This course will educate and inspire the user to implement or expand a School Breakfast Program. Topics include the benefits of school breakfast, alternative delivery systems (e.g. Breakfast in the Classroom, Grab 'n Go Breakfast), promoting school breakfast, and overcoming school breakfast challenges.
This course fulfills mandatory annual training requirements for members of school food service in the topic of Civil Rights. The user will learn some of the history of Civil Rights, learn about protected classes, learn the proper way to manage complaints of Civil Rights discrimination, and learn how to make accommodations for persons with disabilities.
This course teaches the user how to minimize the risks in Farm to School programs. This includes not just sourcing food from local producers, but also school gardens, nutrition and agriculture classroom lessons, field trips to local farms, and taste testing of local products. Most of the information in this lesson is based on recommendations from the USDA's Produce Safety University.
This course teaches the user how to forecast in order to efficiently procure items for the school meal program. The importance of cycle menus, standardized recipes, production records, and recording current inventory is stressed and exercises are included which help the user accurately predict what goods are needed in a given program.
This course teaches users about Fresh Fruit and Vegetable Program in Pennsylvania. Topics include the selection criteria for acceptance into the program, requirements for compliance with the program, and strategies for success. It is intended for use by Pennsylvania schools that have been awarded Fresh Fruit and Vegetable Program grants, as well as schools which may be interested in applying for the program.

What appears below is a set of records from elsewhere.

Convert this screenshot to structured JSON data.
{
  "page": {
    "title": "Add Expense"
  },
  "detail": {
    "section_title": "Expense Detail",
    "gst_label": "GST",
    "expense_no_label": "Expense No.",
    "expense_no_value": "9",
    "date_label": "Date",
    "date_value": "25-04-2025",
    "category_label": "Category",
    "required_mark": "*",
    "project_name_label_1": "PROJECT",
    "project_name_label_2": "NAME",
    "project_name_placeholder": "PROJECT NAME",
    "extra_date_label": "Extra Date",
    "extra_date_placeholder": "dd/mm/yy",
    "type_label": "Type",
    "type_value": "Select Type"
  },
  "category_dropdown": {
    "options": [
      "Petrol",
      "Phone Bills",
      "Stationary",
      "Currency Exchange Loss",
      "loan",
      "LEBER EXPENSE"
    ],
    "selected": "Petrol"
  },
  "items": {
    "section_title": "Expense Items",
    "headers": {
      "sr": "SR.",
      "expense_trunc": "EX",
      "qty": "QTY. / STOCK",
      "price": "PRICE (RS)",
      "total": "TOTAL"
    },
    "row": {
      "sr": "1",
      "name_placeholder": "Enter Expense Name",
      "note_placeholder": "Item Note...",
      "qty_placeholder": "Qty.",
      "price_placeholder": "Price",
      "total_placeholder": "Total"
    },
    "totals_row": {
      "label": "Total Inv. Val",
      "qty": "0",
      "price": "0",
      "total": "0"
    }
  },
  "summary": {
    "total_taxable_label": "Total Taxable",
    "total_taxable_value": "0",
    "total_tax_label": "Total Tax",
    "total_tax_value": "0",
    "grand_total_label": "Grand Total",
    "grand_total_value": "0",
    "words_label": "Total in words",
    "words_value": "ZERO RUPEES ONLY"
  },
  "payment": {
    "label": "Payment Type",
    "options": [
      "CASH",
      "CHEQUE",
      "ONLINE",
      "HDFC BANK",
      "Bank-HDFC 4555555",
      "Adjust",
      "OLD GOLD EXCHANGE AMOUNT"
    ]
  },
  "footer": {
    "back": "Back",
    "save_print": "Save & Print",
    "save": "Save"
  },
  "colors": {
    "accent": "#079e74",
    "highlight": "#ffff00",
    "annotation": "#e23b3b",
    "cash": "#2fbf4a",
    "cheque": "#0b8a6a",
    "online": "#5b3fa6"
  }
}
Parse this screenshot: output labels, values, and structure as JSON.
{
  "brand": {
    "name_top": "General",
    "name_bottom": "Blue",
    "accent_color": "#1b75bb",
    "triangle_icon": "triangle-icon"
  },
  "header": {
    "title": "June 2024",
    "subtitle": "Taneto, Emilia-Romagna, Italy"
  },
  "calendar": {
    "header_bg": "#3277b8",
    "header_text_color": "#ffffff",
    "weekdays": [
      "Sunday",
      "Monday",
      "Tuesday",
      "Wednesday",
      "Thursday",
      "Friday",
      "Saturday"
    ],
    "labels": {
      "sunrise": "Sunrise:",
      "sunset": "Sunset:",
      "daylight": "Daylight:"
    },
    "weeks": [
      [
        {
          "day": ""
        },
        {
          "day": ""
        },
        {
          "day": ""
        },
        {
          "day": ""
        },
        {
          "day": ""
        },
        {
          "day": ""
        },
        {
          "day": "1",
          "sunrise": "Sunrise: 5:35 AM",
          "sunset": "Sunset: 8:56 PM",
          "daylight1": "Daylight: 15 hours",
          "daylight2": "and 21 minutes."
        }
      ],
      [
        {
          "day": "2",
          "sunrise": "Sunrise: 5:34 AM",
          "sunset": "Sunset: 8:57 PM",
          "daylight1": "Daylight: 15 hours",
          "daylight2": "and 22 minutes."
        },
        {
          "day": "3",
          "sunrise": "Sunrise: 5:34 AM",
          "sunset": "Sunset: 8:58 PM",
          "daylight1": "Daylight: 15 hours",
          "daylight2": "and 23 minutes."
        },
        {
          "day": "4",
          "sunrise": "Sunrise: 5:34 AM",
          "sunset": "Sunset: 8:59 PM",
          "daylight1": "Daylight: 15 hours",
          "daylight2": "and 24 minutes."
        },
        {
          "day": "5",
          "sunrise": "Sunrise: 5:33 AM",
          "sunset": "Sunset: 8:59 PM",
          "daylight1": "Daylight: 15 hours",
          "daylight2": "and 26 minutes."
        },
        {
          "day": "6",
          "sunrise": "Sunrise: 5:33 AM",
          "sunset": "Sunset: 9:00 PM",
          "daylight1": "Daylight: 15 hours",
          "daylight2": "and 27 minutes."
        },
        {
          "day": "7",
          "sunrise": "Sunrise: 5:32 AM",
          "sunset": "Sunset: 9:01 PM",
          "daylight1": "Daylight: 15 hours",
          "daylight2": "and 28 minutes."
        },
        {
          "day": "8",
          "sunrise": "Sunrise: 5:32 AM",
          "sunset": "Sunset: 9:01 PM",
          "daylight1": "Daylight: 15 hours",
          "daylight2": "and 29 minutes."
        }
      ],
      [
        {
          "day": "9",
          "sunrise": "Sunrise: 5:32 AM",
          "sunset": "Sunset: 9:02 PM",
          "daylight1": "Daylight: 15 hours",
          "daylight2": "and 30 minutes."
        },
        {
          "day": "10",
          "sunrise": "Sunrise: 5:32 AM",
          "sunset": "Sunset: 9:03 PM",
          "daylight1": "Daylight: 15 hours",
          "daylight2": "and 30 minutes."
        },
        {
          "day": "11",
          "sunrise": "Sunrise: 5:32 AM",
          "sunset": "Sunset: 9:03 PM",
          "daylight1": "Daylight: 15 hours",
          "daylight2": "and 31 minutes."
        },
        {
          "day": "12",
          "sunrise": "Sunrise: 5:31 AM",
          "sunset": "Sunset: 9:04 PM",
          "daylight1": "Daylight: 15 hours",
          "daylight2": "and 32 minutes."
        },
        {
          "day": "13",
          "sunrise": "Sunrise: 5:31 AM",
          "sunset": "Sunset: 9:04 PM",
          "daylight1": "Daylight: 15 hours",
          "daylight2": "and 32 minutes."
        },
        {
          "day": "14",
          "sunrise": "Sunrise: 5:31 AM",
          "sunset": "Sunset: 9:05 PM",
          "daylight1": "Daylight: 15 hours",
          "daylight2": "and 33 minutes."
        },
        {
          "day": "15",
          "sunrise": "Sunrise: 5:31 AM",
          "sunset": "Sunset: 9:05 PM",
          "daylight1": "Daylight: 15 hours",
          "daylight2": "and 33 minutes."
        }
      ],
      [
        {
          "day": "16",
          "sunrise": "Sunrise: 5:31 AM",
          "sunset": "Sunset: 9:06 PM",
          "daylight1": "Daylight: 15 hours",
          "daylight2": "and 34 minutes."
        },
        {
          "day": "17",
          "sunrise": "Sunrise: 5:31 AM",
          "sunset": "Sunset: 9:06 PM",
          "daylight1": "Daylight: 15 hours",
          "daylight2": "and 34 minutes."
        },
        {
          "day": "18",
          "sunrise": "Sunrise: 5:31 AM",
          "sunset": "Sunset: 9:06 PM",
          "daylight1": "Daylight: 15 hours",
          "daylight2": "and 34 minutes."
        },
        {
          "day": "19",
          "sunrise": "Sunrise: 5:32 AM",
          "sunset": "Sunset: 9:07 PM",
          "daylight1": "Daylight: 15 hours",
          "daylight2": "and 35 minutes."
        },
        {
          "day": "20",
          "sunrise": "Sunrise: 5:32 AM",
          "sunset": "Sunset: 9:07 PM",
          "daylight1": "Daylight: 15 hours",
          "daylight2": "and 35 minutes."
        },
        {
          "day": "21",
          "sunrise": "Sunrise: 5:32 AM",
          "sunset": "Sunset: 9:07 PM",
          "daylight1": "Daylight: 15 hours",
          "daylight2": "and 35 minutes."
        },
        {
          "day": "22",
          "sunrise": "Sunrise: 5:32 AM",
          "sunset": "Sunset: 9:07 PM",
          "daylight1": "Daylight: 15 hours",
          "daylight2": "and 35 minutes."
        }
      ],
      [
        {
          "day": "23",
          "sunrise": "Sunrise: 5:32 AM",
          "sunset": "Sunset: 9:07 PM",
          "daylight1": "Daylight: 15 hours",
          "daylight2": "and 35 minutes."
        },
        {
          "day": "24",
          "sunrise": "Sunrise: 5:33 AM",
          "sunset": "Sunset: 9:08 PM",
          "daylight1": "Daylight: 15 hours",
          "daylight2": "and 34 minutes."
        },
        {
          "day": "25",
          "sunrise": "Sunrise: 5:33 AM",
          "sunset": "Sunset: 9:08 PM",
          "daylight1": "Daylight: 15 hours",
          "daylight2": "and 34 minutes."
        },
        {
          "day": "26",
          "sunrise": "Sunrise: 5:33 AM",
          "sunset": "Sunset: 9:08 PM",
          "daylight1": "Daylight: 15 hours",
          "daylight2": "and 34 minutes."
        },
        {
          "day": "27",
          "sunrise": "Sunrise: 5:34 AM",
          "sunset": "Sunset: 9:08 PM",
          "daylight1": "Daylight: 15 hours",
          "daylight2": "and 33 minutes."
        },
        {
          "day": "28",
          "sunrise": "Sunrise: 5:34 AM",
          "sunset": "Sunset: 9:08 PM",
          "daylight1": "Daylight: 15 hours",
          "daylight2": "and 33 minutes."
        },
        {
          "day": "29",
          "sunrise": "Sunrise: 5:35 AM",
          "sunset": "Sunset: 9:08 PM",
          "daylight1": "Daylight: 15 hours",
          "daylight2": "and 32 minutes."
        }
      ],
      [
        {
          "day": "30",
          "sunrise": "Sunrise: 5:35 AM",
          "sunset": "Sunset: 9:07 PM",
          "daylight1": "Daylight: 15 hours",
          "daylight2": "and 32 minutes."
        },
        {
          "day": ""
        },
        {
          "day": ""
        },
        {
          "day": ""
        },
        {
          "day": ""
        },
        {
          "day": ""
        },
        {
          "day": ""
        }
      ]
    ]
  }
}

This course teaches users the requirements of The National School Lunch Afterschool Snack Program (ASP). This is an extension of The National School Lunch Program (NSLP) which provides reimbursement for nutritious snacks served to students in afterschool programs that include enrichment and learning activities. Topics include eligibility, meal pattern, and monitoring/recordkeeping.
This course gives the user an overview of School Nutrition Programs, including the National School Lunch Program (NSLP), School Breakfast Program (SBP), Afterschool Snack Program (ASP), Special Milk Program (SMP), Fresh Fruit and Vegetable Program (FFVP), and Summer Food Service Program (SFSP).
This course will teach the user about Procurement in the School Nutrition Program in order to ensure compliance with federal and state regulations. Topics include the necessity of full and open competition, the need for a separate fund for the SNP, types of procurement (e.g. micro-purchase, informal bid, formal bid), local procurement, and much more.
Production Records are the bedrock upon which a sound school meal program is based. They are required for effective forecasting as well as to ensure your program receives reimbursement for meals served. This course teaches the benefits and requirements of Production Records, using Standardized Recipes and Usage Recipes and includes hands-on activities to help the user become familiar with how to keep accurate Production Records.
This course will teach the user the requirements for a reimbursable school breakfast. Topics include general meal pattern requirements, the limits on offering juice, the options for offering meat and meat alternates, how components credit in smoothies at breakfast, grain and milk requirements, and more. In addition to this, the user will learn the Offer Versus Serve (OVS) and Nutrition Standard requirements of school breakfast.
This course teaches the user about the Meal Pattern in the National School Lunch Program. The user will learn about component requirements of a reimbursable school lunch, the age/grade groups for lunch, allowable and unallowable items within each group, and requirements for minimum weekly grains, whole-grain rich items, meat and meat alternates, milk, and fruit and vegetables. In addition to this, Offer Versus Serve (OVS) and Nutrition Standards are covered.
This course will teach the user the purpose of the Administrative Review as well as what to expect during an Off-site Assessment and On-site Review. The user will learn the frequency of reviews, the areas addressed, and deadlines for submission of documentation and information.
The National School Lunch Program (NSLP) and School Breakfast Program (SBP) aim to provide all participating children with the nutritious meals they need to be healthy. In order to operate these Programs, school food authorities (SFAs) in Pennsylvania enter into an agreement with the Pennsylvania Department of Education.
While this module focuses primarily on reasonable modifications in the NSLP and SBP, the information also applies to the Fresh Fruit and Vegetable Program (FFVP), the Special Milk Program (SMP), the afterschool snack component of the NSLP, and the Seamless Summer Option (SSO). Although the school food service is specifically responsible for providing the necessary meal modifications for children participating in the School Meal Programs, the overall responsibility for accommodating children with disabilities rests with the local education agency (LEA).
This course explains the nutrition standards imposed upon all foods and beverages sold outside of the federal child nutrition programs in schools. The user will learn the situations under which Smart Snacks regulations do and do not apply, as well as regulations for school fundraisers.